Arizona House Speaker Rusty Bowers may lose his Republican primary for an open Senate seat this week, after testifying before the January 6 committee about the pressure campaign by former President Donald Trump and his associates to reverse the results of the state’s presidential election.
Bowers has drawn the ire of the Arizona GOP, who rebuked him earlier this month, and former President Trump. But he makes no apologies for his testimony before Congress and his decision not to overturn the Arizona results.
“If we want to create a party and an authority and get people to solve problems, you can’t build it on a lie. That falls apart in the end.” he told This Week co-host Jonathan Karl in an exclusive interview at his home in Mesa, Arizona.
Bowers will face Trump-backed candidate David Fansworth in an Aug. 2 primary, making Bowers the first Republican to face voters after testifying before the Jan. 6 committee.
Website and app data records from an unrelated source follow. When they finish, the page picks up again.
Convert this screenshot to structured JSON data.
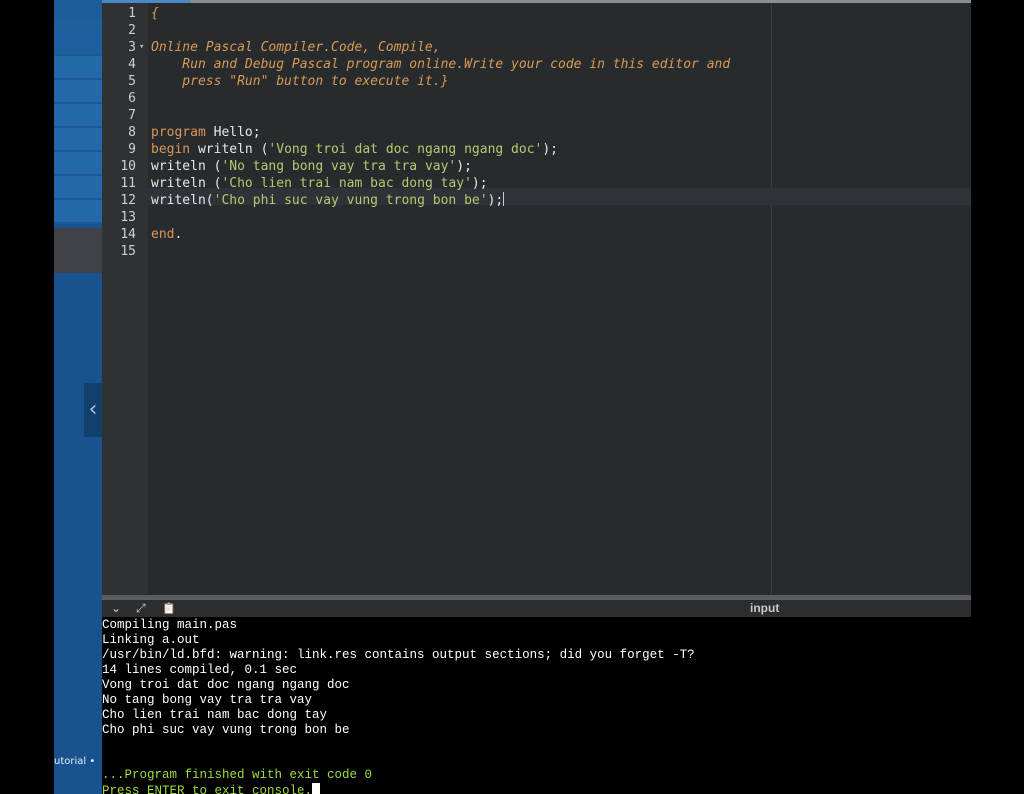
{
  "sidebar": {
    "collapse_icon": "chevron-left-icon",
    "collapse_glyph": "‹",
    "tutorial_label": "utorial •"
  },
  "editor": {
    "line_numbers": [
      "1",
      "2",
      "3",
      "4",
      "5",
      "6",
      "7",
      "8",
      "9",
      "10",
      "11",
      "12",
      "13",
      "14",
      "15"
    ],
    "lines": {
      "l1": "{",
      "l3": "Online Pascal Compiler.Code, Compile,",
      "l4": "    Run and Debug Pascal program online.Write your code in this editor and",
      "l5": "    press \"Run\" button to execute it.}",
      "l8_kw": "program",
      "l8_txt": " Hello;",
      "l9_kw": "begin",
      "l9_txt": " writeln (",
      "l9_str": "'Vong troi dat doc ngang ngang doc'",
      "l9_end": ");",
      "l10_txt": "writeln (",
      "l10_str": "'No tang bong vay tra tra vay'",
      "l10_end": ");",
      "l11_txt": "writeln (",
      "l11_str": "'Cho lien trai nam bac dong tay'",
      "l11_end": ");",
      "l12_txt": "writeln(",
      "l12_str": "'Cho phi suc vay vung trong bon be'",
      "l12_end": ");",
      "l14_kw": "end",
      "l14_txt": "."
    }
  },
  "console_toolbar": {
    "collapse_icon": "chevron-down-icon",
    "collapse_glyph": "⌄",
    "expand_icon": "expand-icon",
    "expand_glyph": "⤢",
    "copy_icon": "clipboard-icon",
    "copy_glyph": "📋",
    "input_label": "input"
  },
  "console": {
    "lines": [
      "Compiling main.pas",
      "Linking a.out",
      "/usr/bin/ld.bfd: warning: link.res contains output sections; did you forget -T?",
      "14 lines compiled, 0.1 sec",
      "Vong troi dat doc ngang ngang doc",
      "No tang bong vay tra tra vay",
      "Cho lien trai nam bac dong tay",
      "Cho phi suc vay vung trong bon be"
    ],
    "finished": "...Program finished with exit code 0",
    "press_enter": "Press ENTER to exit console."
  }
}
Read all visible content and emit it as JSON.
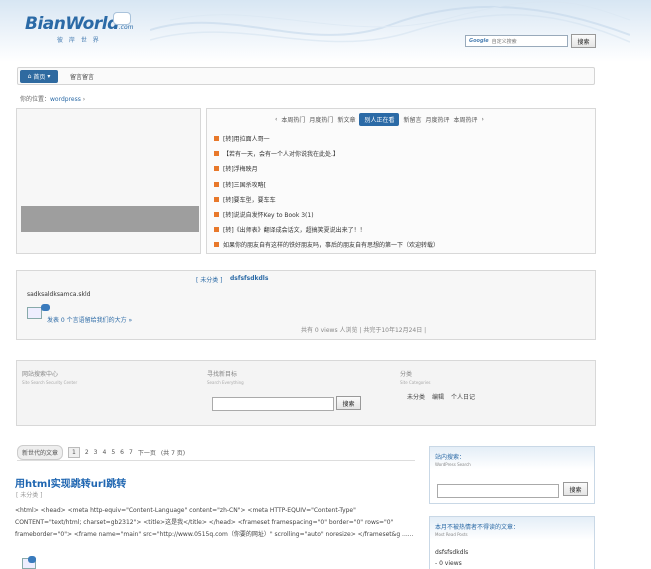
{
  "header": {
    "logo_text": "BianWorld",
    "logo_suffix": ".com",
    "logo_tagline": "彼 岸 世 界",
    "google_label": "Google",
    "search_placeholder": "自定义搜索",
    "search_button": "搜索"
  },
  "nav": {
    "home_label": "首页",
    "item": "留言留言"
  },
  "breadcrumb": {
    "prefix": "你的位置：",
    "link": "wordpress",
    "sep": "›"
  },
  "tabs": {
    "prev": "‹",
    "items": [
      "本周热门",
      "月度热门",
      "新文章"
    ],
    "active": "别人正在看",
    "rest": [
      "新留言",
      "月度热评",
      "本周热评"
    ],
    "next": "›"
  },
  "news": [
    "[转]用拉面人哥一",
    "【若有一天，会有一个人对你说我在此处.】",
    "[转]浮梅映月",
    "[转]三国杀攻略[",
    "[转]要车型，要车车",
    "[转]说说自发怀Key to Book 3(1)",
    "[转]《出师表》翻译成会话文，超搞笑夏说出来了！！",
    "如果你的朋友自有这样的铁好朋友吗，事后的朋友自有思想的第一下（欢迎转载）"
  ],
  "post": {
    "category": "[ 未分类 ]",
    "title": "dsfsfsdkdls",
    "excerpt": "sadksaldksamca.skld",
    "comment_text": "发表 0 个言语留给我们的大方 »",
    "meta": "共有 0 views 人浏览 | 共完于10年12月24日 |"
  },
  "search_section": {
    "col1_title": "网站搜索中心",
    "col1_sub": "Site Search Security Center",
    "col2_title": "寻找新目标",
    "col2_sub": "Search Everything",
    "col3_title": "分类",
    "col3_sub": "Site Categories",
    "links": [
      "未分类",
      "编辑",
      "个人日记"
    ],
    "button": "搜索"
  },
  "pager": {
    "newest": "新世代的文章",
    "pages": [
      "1",
      "2",
      "3",
      "4",
      "5",
      "6",
      "7"
    ],
    "next": "下一页",
    "total": "(共 7 页)"
  },
  "article": {
    "title": "用html实现跳转url跳转",
    "category": "[ 未分类 ]",
    "body": "<html> <head> <meta http-equiv=\"Content-Language\" content=\"zh-CN\"> <meta HTTP-EQUIV=\"Content-Type\" CONTENT=\"text/html; charset=gb2312\"> <title>这是我</title> </head> <frameset framespacing=\"0\" border=\"0\" rows=\"0\" frameborder=\"0\"> <frame name=\"main\" src=\"http://www.0515q.com（你要的网址）\" scrolling=\"auto\" noresize> </frameset&g ......"
  },
  "sidebar": {
    "box1_title": "站内搜索：",
    "box1_sub": "WordPress Search",
    "box1_button": "搜索",
    "box2_title": "本月不被热情者不得读的文章：",
    "box2_sub": "Most Read Posts",
    "box2_items": [
      "dsfsfsdkdls",
      "- 0 views"
    ]
  },
  "colors": {
    "accent": "#2b6aa6",
    "bullet": "#e8782a"
  }
}
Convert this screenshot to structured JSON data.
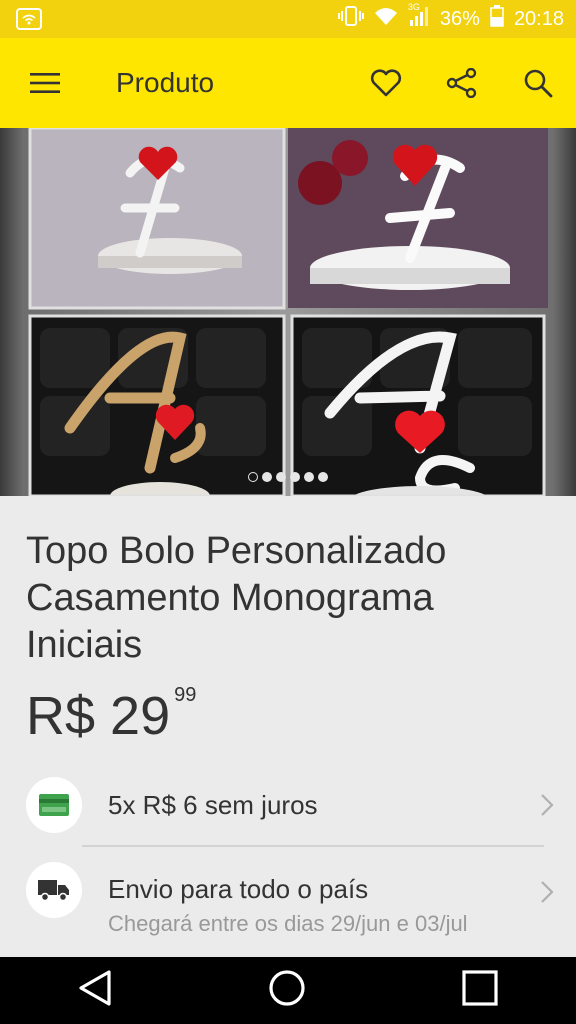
{
  "status_bar": {
    "battery": "36%",
    "network": "3G",
    "time": "20:18"
  },
  "app_bar": {
    "title": "Produto",
    "icons": [
      "menu-icon",
      "heart-icon",
      "share-icon",
      "search-icon"
    ]
  },
  "gallery": {
    "page_count": 6,
    "current_page": 1
  },
  "product": {
    "title": "Topo Bolo Personalizado Casamento Monograma Iniciais",
    "price_main": "R$ 29",
    "price_cents": "99"
  },
  "installments": {
    "text": "5x R$ 6 sem juros",
    "icon": "credit-card-icon"
  },
  "shipping": {
    "title": "Envio para todo o país",
    "subtitle": "Chegará entre os dias 29/jun e 03/jul",
    "icon": "truck-icon"
  },
  "nav_bar": {
    "icons": [
      "back-icon",
      "home-icon",
      "recents-icon"
    ]
  },
  "colors": {
    "brand_yellow": "#ffe600",
    "status_yellow": "#f2d20e",
    "card_green": "#3fa34d"
  }
}
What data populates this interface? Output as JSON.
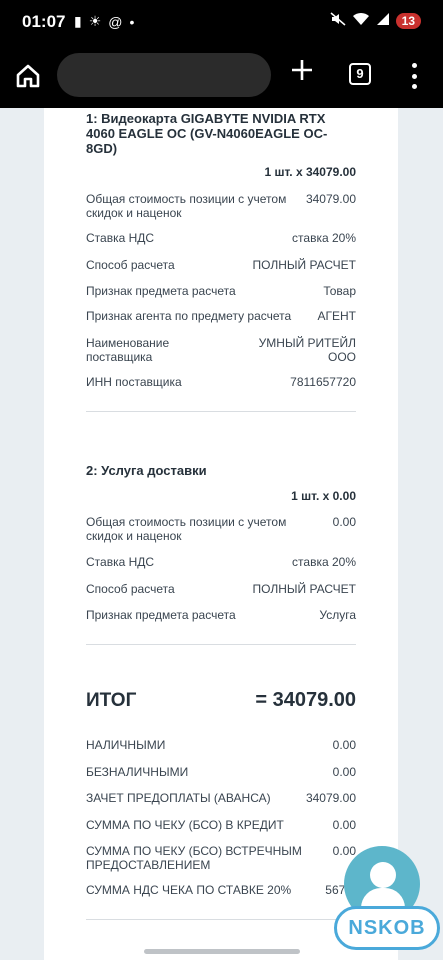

“I had people come and say, you know, just cold turkey, ‘I’m ashamed of you,'” he told Karl.
Bowers says he was also called a “traitor” and was told “the price of treason hangs”.
In his June testimony, Bowers listed several conversations with former President Trump and his personal attorney at the time, Rudy Giuliani, asking him to replace Arizona voters with those who would say Trump won the 2020 election.
Biden won Arizona in 2020 by nearly 11,000 votes.
“Have you ever thought of participating?” Karl Bowers asked.
“I said this is new to me. The idea of scrapping the presidential election is like, okay, so what part of Jupiter can I land on and colonize?” Bowers said.
Giuliani “never” provided evidence to support claims that thousands of Arizona dead voted, Bowers said.
“You asked [Giuliani] for fraud?” Karl asked.
“Again and again, and he said, ‘Yes, yes.’ And he never gave us anything. No names, no dates, nothing.”
Bowers, who is on a tenure in the state house, previously said it would take a “miracle” before he wins his bid for the state senate. He told Karl, “The demographics of my race are heavily Trump.”
In an unusual move for a state legislature race, former President Trump has campaigned against Bowers in Arizona.
“Rusty Bowers, he’s a RINO [‘Republican in name only’] coward who recently sat on the totally partisan, unelected committee of political thugs and hackers against the Republican Party and embarrassed himself, and he embarrassed the state of Arizona,” he told a crowd in Prescott Valley, Arizona, on July 22.
In response, Bowers told Karl: “I’ve thought at times, someone who was born the way they was raised – they have no idea what a tough life is and what people have to go through in the real world. He has no idea what courage is and the last place on earth I would want to do evil would be in the state of Arizona.”
Bowers, a fifth-generation Arizonan, has held public office for 17 years. Bowers, like other Republicans who have broken with the former president, has faced harassment and threats.
“How do you account for the influence he has on Republicans, including many Republican leaders here in Arizona?” asked Karl Bowers.
“Well, these leaders in Arizona are an interesting group in and of themselves. They rule by brawl and intimidation,” Bower said. “So, you know, they’ve found a niche, they’ve found a way, and it’s fear. And humans can use fear, demagogues like to use fear as a weapon. And they make everything a weapon. This is not a lead for me to use brawl. “
According to his testimony, Bowers was criticized for telling a reporter he would vote for Pres. Trump in 2024. He told Karl that was absolutely not the case.
“So, just to be clear, you’re not backing Trump again?” Karl asked.
“I’m not,” Bowers said. “My vote will never stain his name on a ballot.”
“You will never vote for Donald Trump again?” repeats Karl.
“I’ll never vote for him,” Bowers replied. “But I don’t have to because I think America is tired. And there are absolutely strong, qualified, moral, responsible and sincere people. And that’s what I want. That’s what I want in my party. And that’s what I want to see.”
When asked if former President Trump could ever be trusted with a position of authority again, Bowers said, “I certainly wouldn’t hope so. I certainly do not trust the authority he would exercise.”
Bowers echoed the words of Jan. 6 House Deputy Speaker Wyoming Rep. Liz Cheney, who was one of 10 House Representatives to vote to impeach Trump after the Capitol riot.
“Liz also said that ‘the reality we face today as Republicans is that we must choose to be loyal to Donald Trump or loyal to the Constitution.’ And you can’t be both,” Karl said.
“I see no question at all. No question. The Constitution was designed to endure and be the light of liberty for the whole world. That’s not a legacy I want to play with,” Bowers said.
Bowers also told Karl he had not been contacted by the Justice Department, which is conducting its own investigation into the attack on the Capitol, but would cooperate if asked.
“I have nothing to hide and I want to tell the truth,” he said.